Web page and app entries:
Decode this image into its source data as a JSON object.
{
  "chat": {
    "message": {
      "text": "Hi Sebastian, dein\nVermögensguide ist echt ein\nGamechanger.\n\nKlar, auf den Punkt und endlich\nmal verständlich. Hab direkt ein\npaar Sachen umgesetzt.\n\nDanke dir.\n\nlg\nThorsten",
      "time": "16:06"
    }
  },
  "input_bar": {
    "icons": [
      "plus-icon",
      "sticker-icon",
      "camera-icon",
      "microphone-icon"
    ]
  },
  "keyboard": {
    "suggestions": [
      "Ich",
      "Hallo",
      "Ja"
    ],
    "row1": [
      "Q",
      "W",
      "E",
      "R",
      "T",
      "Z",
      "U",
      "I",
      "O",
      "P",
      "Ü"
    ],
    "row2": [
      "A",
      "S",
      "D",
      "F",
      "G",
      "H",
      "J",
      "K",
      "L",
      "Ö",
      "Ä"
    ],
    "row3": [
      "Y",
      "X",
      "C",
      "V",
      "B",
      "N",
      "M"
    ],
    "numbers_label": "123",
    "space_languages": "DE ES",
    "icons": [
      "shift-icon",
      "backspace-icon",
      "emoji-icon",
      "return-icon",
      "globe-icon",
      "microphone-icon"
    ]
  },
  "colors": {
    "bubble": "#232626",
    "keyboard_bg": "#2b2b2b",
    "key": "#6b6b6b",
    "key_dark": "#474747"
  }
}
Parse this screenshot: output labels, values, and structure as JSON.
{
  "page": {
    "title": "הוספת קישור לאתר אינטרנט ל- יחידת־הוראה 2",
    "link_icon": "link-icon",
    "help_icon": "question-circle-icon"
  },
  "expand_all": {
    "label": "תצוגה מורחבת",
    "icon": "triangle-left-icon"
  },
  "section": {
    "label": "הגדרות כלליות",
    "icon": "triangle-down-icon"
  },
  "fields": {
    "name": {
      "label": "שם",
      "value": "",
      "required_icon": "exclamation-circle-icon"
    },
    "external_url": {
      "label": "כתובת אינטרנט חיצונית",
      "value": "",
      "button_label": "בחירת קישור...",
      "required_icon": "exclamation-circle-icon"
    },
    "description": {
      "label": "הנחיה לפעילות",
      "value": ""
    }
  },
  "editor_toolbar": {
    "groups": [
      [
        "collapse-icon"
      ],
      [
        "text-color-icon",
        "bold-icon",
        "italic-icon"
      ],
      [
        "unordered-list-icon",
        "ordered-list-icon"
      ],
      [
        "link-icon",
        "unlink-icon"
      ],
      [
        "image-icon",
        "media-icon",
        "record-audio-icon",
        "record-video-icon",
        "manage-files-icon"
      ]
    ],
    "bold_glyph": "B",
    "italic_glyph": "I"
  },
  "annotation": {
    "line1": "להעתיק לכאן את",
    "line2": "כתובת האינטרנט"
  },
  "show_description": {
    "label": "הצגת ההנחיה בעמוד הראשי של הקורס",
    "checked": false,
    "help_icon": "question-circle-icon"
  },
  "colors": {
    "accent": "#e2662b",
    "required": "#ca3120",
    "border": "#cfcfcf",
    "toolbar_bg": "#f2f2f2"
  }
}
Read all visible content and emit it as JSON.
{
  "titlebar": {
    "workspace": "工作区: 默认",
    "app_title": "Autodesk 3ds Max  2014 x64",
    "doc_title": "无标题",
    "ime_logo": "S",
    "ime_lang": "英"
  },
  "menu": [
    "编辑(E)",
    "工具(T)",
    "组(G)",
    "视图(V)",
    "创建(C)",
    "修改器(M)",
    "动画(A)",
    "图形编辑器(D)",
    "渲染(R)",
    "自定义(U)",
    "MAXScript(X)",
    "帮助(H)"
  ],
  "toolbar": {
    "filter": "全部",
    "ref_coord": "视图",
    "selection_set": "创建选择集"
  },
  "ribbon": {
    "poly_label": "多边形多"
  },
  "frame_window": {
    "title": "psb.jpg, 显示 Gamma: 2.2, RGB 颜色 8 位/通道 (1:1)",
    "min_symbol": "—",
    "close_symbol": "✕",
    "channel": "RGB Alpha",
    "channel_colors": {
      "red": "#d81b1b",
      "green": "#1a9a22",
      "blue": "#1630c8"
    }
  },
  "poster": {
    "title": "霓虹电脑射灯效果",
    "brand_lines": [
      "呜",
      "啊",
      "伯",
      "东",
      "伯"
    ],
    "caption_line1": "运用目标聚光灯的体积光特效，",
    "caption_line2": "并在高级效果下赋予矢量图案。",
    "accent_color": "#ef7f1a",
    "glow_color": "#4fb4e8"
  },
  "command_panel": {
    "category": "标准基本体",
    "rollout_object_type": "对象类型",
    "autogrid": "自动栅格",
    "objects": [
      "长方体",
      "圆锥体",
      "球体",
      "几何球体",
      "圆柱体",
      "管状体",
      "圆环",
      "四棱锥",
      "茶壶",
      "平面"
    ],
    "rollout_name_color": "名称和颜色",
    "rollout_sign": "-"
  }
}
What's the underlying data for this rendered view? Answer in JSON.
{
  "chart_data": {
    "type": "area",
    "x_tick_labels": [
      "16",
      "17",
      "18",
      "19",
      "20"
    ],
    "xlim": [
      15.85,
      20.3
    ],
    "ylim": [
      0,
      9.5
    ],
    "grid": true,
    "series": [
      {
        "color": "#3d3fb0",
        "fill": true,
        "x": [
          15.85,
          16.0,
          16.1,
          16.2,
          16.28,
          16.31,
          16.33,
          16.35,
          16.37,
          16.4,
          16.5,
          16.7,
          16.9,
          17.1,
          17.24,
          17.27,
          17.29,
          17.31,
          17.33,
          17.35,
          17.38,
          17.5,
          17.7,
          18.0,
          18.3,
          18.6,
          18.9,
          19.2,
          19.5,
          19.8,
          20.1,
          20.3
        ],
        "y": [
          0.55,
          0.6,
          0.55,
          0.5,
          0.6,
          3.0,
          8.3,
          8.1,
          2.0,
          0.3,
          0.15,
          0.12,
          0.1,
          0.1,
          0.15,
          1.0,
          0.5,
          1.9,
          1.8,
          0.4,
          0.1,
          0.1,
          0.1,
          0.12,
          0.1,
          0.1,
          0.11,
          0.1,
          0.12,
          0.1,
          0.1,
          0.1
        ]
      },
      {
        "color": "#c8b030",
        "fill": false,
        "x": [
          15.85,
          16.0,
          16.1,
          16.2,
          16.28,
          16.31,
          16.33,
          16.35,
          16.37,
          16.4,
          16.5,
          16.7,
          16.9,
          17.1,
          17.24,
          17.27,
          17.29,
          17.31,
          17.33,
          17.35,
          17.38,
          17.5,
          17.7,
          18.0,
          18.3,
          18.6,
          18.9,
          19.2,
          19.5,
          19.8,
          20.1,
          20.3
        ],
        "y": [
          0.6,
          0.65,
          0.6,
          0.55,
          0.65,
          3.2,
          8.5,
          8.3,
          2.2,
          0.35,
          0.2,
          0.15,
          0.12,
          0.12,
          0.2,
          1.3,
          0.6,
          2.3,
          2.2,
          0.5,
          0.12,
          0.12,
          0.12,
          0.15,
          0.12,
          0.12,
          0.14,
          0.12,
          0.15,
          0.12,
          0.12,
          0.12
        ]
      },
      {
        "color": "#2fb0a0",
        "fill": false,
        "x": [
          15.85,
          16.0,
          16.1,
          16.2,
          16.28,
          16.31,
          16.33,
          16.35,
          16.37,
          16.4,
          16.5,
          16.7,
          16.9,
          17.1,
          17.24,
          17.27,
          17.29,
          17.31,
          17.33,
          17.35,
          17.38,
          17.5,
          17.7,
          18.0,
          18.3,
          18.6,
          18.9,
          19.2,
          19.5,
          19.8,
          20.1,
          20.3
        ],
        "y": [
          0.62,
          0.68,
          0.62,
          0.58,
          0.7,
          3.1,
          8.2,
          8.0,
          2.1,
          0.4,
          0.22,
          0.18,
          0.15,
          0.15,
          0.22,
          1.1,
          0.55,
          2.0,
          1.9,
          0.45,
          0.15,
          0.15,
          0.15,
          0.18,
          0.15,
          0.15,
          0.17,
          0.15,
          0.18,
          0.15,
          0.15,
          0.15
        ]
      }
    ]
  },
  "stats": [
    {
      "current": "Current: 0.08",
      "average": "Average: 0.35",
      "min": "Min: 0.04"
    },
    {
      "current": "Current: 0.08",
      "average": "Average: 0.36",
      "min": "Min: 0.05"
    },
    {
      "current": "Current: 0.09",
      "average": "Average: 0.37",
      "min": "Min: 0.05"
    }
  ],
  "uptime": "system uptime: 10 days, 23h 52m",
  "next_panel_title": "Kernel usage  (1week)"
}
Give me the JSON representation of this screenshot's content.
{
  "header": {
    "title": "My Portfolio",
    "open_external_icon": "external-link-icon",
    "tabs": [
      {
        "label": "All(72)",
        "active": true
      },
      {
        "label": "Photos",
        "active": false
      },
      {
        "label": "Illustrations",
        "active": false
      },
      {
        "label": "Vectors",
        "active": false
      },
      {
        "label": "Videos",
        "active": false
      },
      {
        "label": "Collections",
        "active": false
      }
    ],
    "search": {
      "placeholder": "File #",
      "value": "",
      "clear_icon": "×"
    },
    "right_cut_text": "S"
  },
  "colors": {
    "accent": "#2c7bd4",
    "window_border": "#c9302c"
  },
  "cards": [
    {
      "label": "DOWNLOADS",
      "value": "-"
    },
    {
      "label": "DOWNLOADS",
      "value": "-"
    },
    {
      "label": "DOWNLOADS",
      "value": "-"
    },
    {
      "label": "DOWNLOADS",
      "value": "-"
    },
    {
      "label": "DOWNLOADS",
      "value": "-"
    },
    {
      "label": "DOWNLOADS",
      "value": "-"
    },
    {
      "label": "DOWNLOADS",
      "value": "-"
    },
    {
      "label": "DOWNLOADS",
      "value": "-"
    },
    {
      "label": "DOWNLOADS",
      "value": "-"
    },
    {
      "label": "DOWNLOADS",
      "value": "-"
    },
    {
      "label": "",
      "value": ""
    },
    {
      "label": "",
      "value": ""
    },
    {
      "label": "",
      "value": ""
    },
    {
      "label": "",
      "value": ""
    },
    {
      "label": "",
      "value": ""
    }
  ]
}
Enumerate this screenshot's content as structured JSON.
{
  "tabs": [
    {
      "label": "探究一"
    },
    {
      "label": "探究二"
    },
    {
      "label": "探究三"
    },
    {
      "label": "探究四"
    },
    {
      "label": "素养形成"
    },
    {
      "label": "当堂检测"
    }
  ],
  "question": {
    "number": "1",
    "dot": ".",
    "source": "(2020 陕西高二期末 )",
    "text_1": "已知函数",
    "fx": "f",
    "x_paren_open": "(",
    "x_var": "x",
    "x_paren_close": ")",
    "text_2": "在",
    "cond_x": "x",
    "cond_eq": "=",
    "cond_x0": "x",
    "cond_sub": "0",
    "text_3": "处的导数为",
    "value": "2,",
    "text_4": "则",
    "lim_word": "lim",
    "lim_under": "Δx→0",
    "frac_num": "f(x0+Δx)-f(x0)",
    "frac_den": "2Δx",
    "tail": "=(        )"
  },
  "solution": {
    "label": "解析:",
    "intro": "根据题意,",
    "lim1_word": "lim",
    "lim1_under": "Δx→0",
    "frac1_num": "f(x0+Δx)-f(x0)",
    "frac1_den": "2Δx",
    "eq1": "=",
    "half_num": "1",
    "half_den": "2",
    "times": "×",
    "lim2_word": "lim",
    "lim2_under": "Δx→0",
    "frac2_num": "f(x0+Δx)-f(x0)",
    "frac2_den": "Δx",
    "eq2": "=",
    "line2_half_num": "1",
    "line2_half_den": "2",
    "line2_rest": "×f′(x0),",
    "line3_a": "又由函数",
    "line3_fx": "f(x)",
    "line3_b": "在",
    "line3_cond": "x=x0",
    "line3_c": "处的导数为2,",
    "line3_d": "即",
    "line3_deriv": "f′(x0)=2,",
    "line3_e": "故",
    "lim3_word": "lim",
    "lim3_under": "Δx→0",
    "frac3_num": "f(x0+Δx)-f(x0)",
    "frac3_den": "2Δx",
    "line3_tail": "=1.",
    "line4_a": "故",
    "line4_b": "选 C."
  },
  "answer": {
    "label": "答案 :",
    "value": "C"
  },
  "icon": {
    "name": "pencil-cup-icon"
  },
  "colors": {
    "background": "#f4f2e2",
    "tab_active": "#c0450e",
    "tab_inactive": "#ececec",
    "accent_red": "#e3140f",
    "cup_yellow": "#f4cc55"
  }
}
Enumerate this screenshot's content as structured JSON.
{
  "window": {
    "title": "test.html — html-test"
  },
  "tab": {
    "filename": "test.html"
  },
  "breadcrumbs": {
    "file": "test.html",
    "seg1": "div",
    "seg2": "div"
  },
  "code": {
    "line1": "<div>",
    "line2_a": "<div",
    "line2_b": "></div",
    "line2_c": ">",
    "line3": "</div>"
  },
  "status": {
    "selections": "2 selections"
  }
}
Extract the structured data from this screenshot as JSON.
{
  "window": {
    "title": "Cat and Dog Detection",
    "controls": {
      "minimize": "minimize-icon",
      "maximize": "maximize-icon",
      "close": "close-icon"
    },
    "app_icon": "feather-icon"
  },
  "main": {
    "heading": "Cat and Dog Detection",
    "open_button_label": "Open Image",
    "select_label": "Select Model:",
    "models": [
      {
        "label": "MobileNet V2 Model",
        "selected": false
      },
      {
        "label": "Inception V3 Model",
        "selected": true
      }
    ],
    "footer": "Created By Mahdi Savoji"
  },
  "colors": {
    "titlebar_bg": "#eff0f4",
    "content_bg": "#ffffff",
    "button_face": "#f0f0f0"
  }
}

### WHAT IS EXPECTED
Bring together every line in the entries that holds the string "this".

### WRITTEN SOLUTION
Decode this image into its source data as a JSON object.
Parse this screenshot: output labels, values, and structure as JSON.
What's the underlying data for this rendered view? Answer in JSON.
Give me the JSON representation of this screenshot's content.
Enumerate this screenshot's content as structured JSON.
Enumerate this screenshot's content as structured JSON.
Extract the structured data from this screenshot as JSON.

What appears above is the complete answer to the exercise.